A.The Scientist-Practitioner Model
1.Boulder model, as known as the scientist practitioner model -The model arouse from the Boulder, Colorado clinical psychology conference held in 1949. -The predominant training model for clinical psychologists. This model strives to produce professionals who integrate the roles of scientist and practitioner (i.e., who practice psychotherapy with skill and sensitivity and conduct research on the hypotheses they have generated from their clinical observations.) -As a clinician, they would evaluate their clients’ progress scientifically and select treatments that were based on empirical evidence.
2. Debate continues over the use of the Boulder Model
-Clinical psychologists are split into two groups: those interested primarily in clinical practice and those interested primarily in research. -The prospect of totally abandoning the Boulder model is worrisome to many because “a new strain of purely applied psychologists” would have to be trained.

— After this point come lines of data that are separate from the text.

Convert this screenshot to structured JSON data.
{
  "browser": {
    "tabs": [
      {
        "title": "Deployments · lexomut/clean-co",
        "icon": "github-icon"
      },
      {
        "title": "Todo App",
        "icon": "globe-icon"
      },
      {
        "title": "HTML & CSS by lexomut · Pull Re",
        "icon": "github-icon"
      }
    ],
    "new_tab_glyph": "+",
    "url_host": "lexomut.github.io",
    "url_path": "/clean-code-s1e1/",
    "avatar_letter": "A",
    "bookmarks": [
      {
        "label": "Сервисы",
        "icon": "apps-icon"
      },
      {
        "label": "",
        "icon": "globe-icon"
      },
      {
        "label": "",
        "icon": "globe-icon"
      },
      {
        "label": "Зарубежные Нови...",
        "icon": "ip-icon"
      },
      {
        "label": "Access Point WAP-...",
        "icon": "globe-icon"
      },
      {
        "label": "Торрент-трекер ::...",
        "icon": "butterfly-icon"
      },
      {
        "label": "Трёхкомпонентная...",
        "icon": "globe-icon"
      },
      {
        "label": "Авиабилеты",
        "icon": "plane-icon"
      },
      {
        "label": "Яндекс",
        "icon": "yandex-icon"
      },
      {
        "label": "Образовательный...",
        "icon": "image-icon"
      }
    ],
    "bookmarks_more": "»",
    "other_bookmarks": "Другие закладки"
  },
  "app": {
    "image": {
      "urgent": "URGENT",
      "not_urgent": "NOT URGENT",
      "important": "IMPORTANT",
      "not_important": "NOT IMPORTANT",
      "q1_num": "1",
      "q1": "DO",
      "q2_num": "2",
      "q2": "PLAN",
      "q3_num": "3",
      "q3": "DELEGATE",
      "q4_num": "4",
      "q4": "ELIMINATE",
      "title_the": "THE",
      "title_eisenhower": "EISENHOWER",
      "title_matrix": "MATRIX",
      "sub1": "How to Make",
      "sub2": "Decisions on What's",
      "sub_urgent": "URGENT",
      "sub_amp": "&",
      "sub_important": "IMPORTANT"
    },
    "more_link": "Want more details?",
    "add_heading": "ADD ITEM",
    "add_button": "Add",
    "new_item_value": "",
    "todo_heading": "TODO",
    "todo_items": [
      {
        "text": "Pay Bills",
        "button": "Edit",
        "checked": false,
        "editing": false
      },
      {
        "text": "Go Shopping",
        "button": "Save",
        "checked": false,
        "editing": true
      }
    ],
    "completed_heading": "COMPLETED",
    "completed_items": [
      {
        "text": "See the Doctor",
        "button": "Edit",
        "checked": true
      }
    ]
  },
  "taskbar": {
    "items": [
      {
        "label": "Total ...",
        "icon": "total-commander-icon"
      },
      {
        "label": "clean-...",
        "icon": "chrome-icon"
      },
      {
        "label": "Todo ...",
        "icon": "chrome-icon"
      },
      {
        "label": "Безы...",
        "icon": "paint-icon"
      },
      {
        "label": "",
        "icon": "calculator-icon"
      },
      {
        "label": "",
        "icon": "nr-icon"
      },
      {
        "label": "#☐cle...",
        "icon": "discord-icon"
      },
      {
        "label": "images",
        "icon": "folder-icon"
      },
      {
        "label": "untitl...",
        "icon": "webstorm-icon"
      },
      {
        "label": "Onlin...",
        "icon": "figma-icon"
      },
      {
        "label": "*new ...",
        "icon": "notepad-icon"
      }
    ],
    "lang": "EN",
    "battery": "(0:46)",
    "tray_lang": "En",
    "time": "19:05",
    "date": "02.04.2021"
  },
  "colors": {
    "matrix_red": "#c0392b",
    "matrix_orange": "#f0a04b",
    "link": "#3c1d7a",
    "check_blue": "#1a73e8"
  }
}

B. The Doctor Psychology (Psy.D.) Degree
1. The foregoing controversy was at least partially responsible for the emergence of the Doctor of Psychology (Psy.D) degrees.
-Today there are more than 60 accredited Psy.D programs -clinical Psychology Psy.D degrees > clinical psychology PhD degrees -Psy.D acceptance rates > PhD acceptance rates -lower percentage of Psy.D faculty with cognitive-behavioral theoretical orientation -lower percentage of Psy.D students receiving full financial assistance, obtaining an internship
-shorter time of completion (M=5.1 years)
1.Professional Schools offer advanced training in psychology that differ from training offered by traditional doctoral programs, -Offer little research training but emphasize training in assessment and psychotherapy....